Excerpted from a Harvard Special Report
Whether it's your hip or your knee that's bothering you, your doctor is likely to recommend the least invasive treatment to alleviate pain and encourage healing of your condition before resorting to more aggressive measures. Reducing inflammation, relieving pain, protecting the joint from further damage, and building strength in the muscles that support the joint can often improve joint function. The following treatments are often recommended for hip or knee pain and discomfort.
RICE — which stands for rest, ice, compression, and elevation — is a first-aid strategy for most musculoskeletal injuries, including those involving the knees and hips. It is sometimes the only treatment you need.
Rest. Injuries need rest in order to heal. Rest doesn't always mean inactivity, however. Depending on the condition, you may need to stay off a leg entirely, cut back the distance you run or walk, switch to low-impact activities, or exercise using other parts of the body. Consider using a cane to give your injury a chance to heal. It's important to rest an injury or flare-up of pain for a few days, but long periods of inactivity can make ongoing knee and hip problems worse by decreasing flexibility and weakening the muscles that support and protect the joints.

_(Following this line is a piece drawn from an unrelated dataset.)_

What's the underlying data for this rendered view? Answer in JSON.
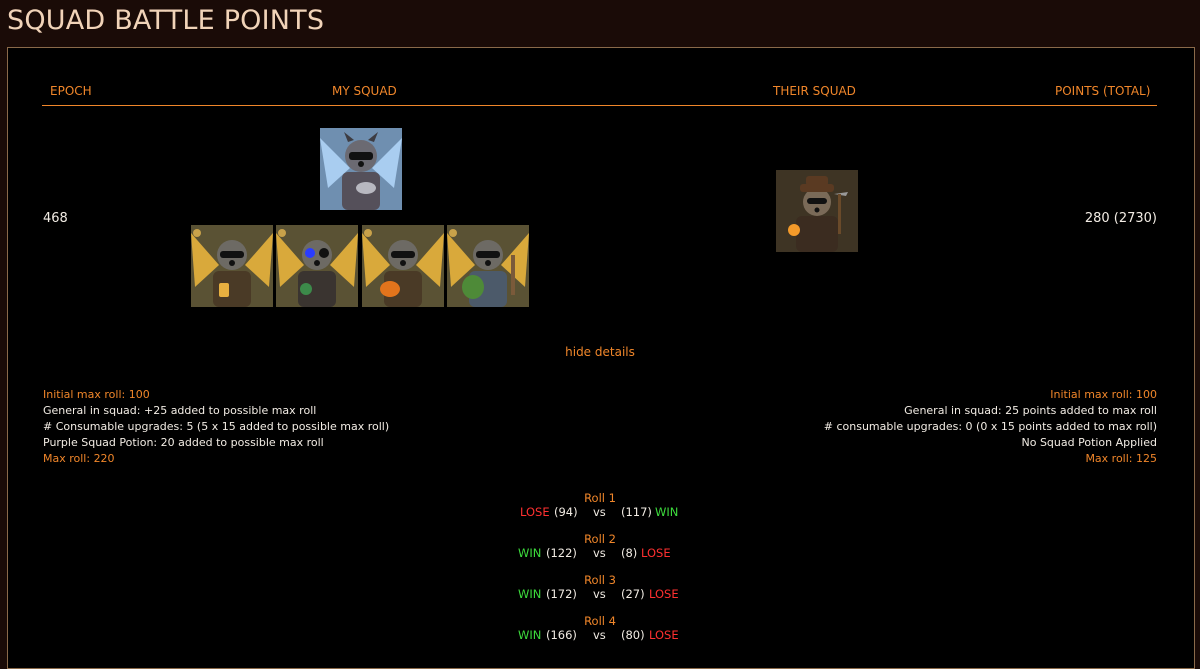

Ice. Cold numbs pain and reduces swelling by constricting blood vessels. After surgery or injury, wrap an ice pack in a cloth and apply for 20 minutes, remove for 20 minutes, reapply for 20 minutes, and so on. To prevent frostbite, do not apply ice directly to the skin. Your source for cold can be as simple as a bag of frozen peas wrapped in a towel, but you can also buy easy-to-secure neoprene wraps with pockets for gel packs that you keep in the freezer. Most elaborate are electric "continuous-flow cold therapy" devices that deliver cold through pads shaped for different joints; your doctor or physical therapist may recommend such a device after surgery.
Ice helps knee injuries of all types. For hip injuries, cold can't penetrate deep into the hip joint itself, but it is still effective for hip pain stemming from problems closer to the surface, such as trochanteric bursitis.
After injury, use ice alone for 24 to 48 hours. After that, you can continue using ice, switch to heat, or alternate. Ice increases stiffness, while heat helps restore and maintain flexibility. You may find it beneficial to use warmth before stretching and other exercise, following with ice afterward to minimize swelling. You can give yourself an ice rub by freezing water in a paper cup. Peel back the paper and cover the ice end with a cloth before applying to the area.
Compression. After a knee injury, gentle pressure can reduce swelling and hasten recovery time. Wrap an injured joint in an elastic bandage, taking care that the wrap isn't so tight that the skin below the joint becomes cool or blue. Neoprene stretch knee supports provide compression and have a hole for the kneecap to prevent irritation.
Elevation. Elevating the injured area takes advantage of gravity to reduce the swelling and painful throbbing that occurs when lots of blood pools in one area. Prop your knee up on a stool with pillows to raise the height, or lie down with your knee on a pillow.
Exercising Without Stressing Your Hips and Knees
If you like to exercise regularly but need to give your hip or knee a rest while an injury heals, here are some exercises you can do in the meantime. You can combine these exercises to create a routine lasting 30 minutes or longer:
- Floor exercises, including abdominal curls, crunches, push-ups, or leg lifts
- Hand weight routines, including repeated lifting of small hand weights in different directions
- Exercise ball routines, including stretches, abdominal curls, or leg lifts
- Gentle yoga
© 2015 Harvard University. All rights reserved. Content Licensing by Belvoir Media Group.